So this week, I’d like to walk you through how to check your System Restore Settings along with System Protection in the event you need to either restore your system to a previous point, or restore a Microsoft office file to a previous version – Yes, you can do that!
Recently, I was checking some client computer restore points and thought it would be a good idea to check on my own computer. I was very glad I did because my settings were not as they should have been.
How To Get To System Settings
Left-click on the Start button and then right-click on ‘Computer’ (to the right of your available programs list). Then you’ll see the screen below pop up. Click on ‘System protection’.
Now you’ll see the below screen where you’ll set up both your system restore settings and your settings for restoring previous versions of files. I wanted to be able to restore my system settings and previous versions of files, so the first radio button is filled in.
Next, I had to decide how much of my available disk space I want to allocate for system protection. I grabbed the slider bar and moved it over to 63%/5.43GB (which is really way too much, I adjusted it later on). Then I clicked ‘Apply’ and then ‘OK’. I closed it and went back to check to make sure the settings were applied.
You’ll see a ‘Delete’ button below. If you’re tight on disk space, you could use this to get rid of history and free up some space on your hard drive, but I’d use it sparingly.
How To Create A Restore Point

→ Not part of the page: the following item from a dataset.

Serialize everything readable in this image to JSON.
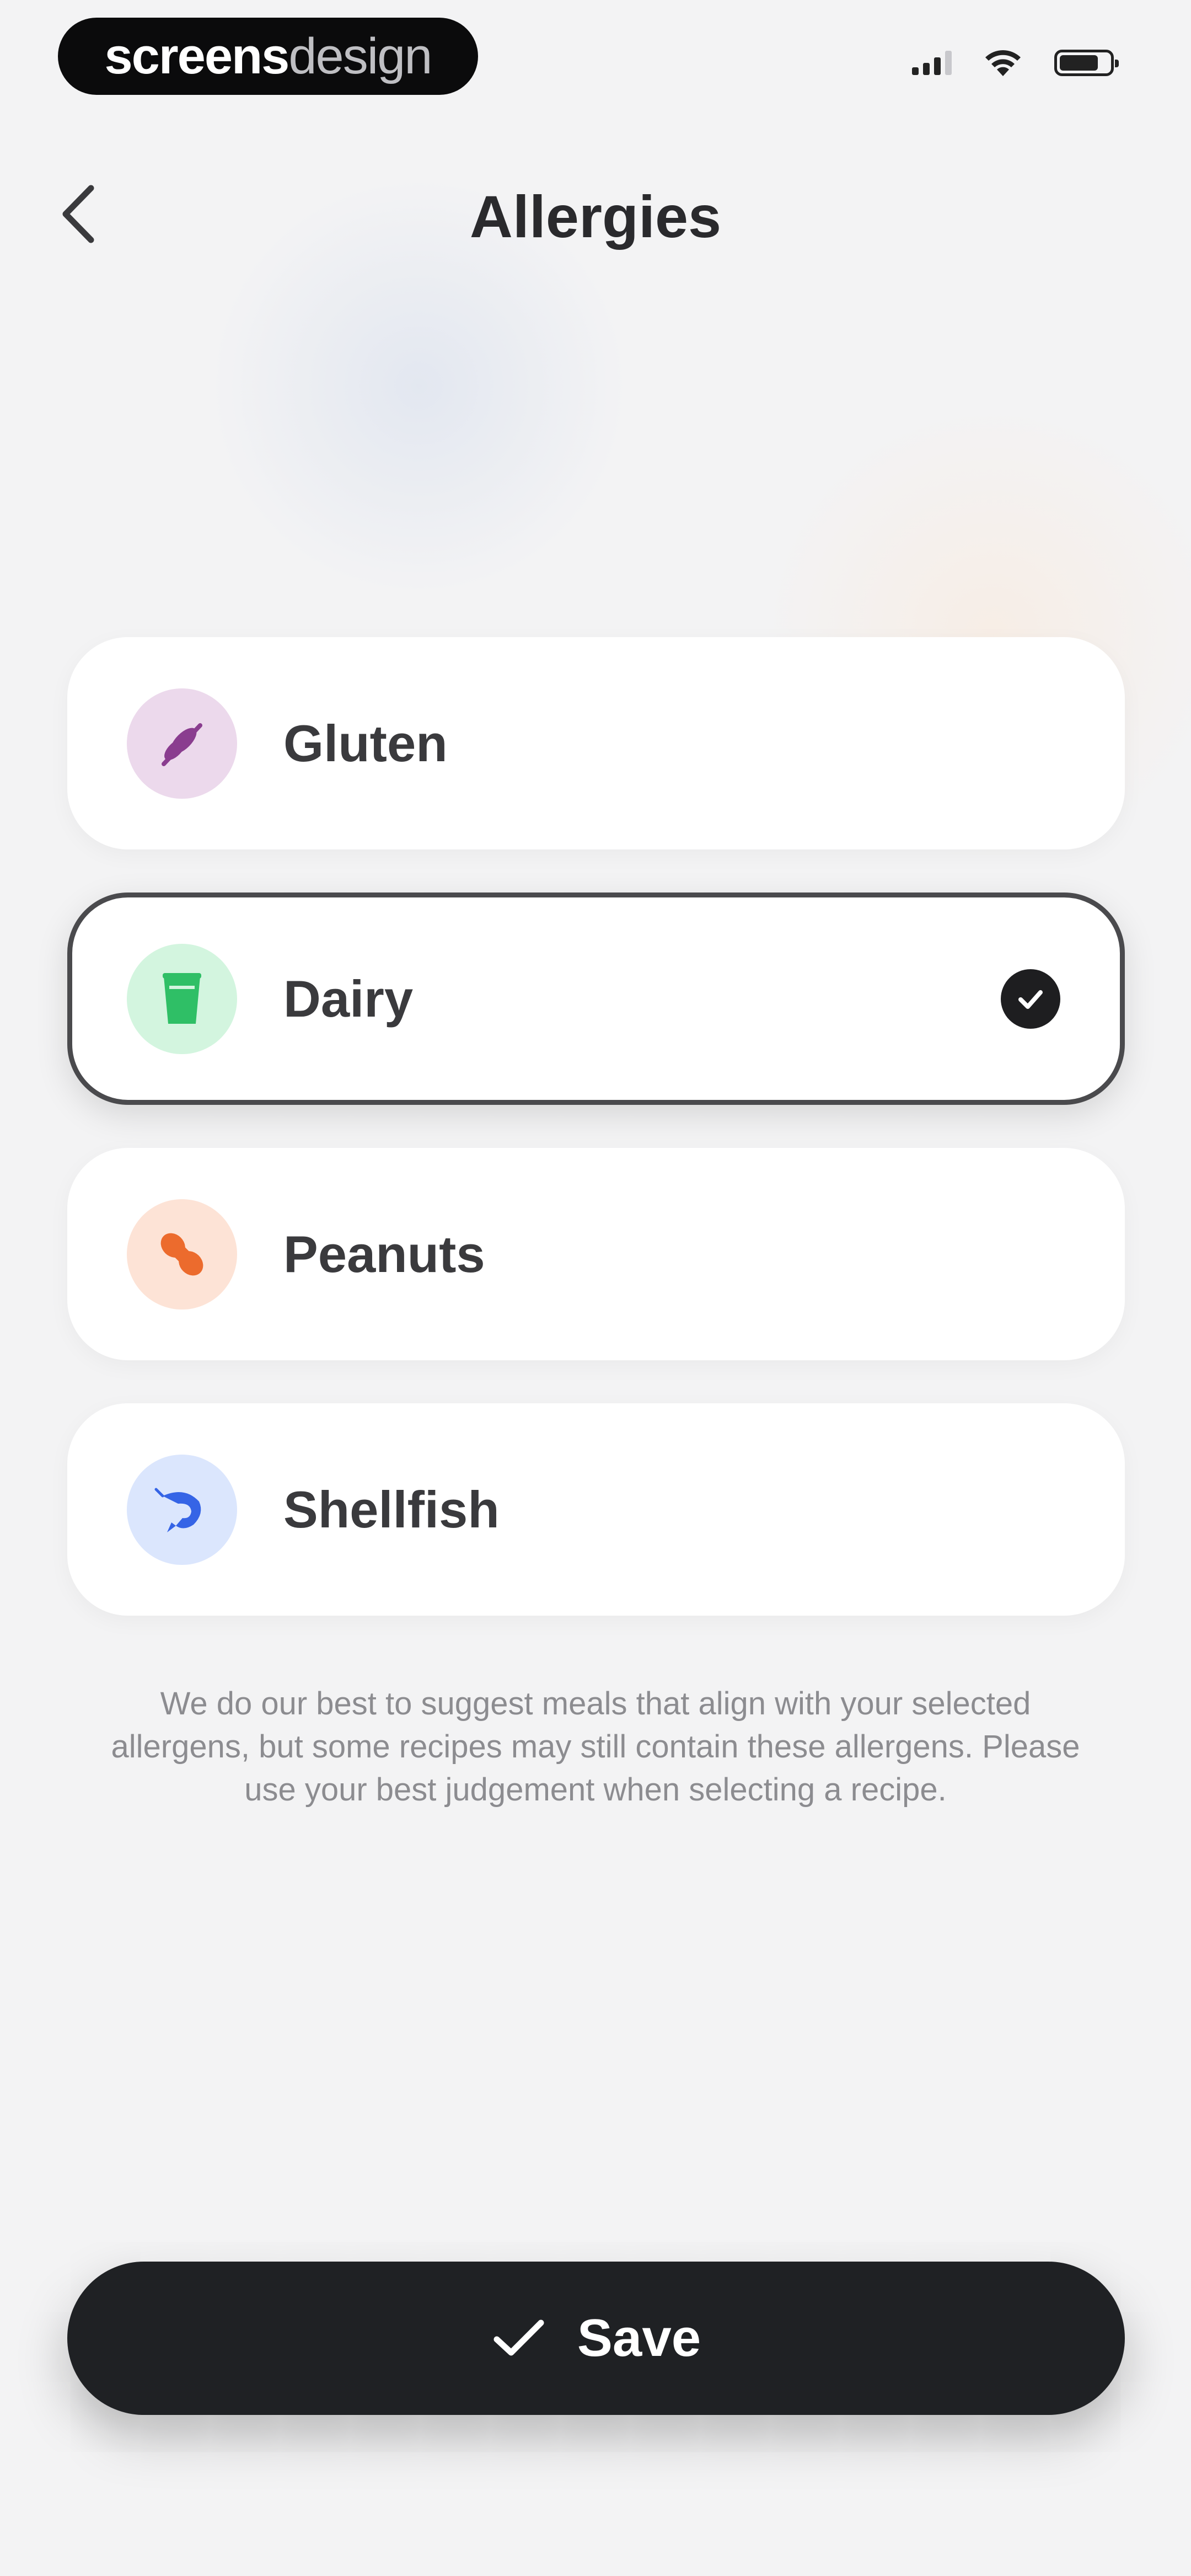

It’s a good idea to create a restore point before you do anything a bit experimental with your computer. ‘Experimental’ could mean installing software that you’re not quite sure about, or maybe before doing a major upgrade (like a service pack install). Then if something wonky happens, you can go back and ‘undo’ what you just did – it’ll save a lot of time and headache.
So to do this, you perform the steps above to get to System Properties, then you’ll see the highlighted area below to ‘Create’ a restore point. Then, just go through the walk-through screens and name your restore point something memorable. Wait a few minutes and then you’re ready to proceed. If you need to roll back, then, go to this same screen and choose ‘System Restore’, follow the prompts to select the restore point you just made and wa-la, you’re back to where you were.
Microsoft has an FAQ that gives additional information on System Restore: http://windows.microsoft.com/en-US/windows7/System-Restore-frequently-asked-questions
Previous Versions of Files
This is a feature I forgot about for some time, so I wanted to share it with you to make sure you know that all is not lost if you or someone else made changes to a file (has to be a Microsoft Office file) and saved it, but you really didn’t want those changes made. Yes, you can go back in time. Of course, you have to check your settings and make sure that you have this feature enabled (see above for instructions).
To make this happen, open windows explorer and find the document you want to restore. Simply…
The file or folder will replace the current version on your computer, and the replacement cannot be undone. If you’d like to see a video, check this link from Microsoft
Below is an example of an excel spreadsheet that shows there is one previous version that I could choose to restore.
It’s worth your while to take a few minutes to check these settings in the event you need to restore either your computer system or a file.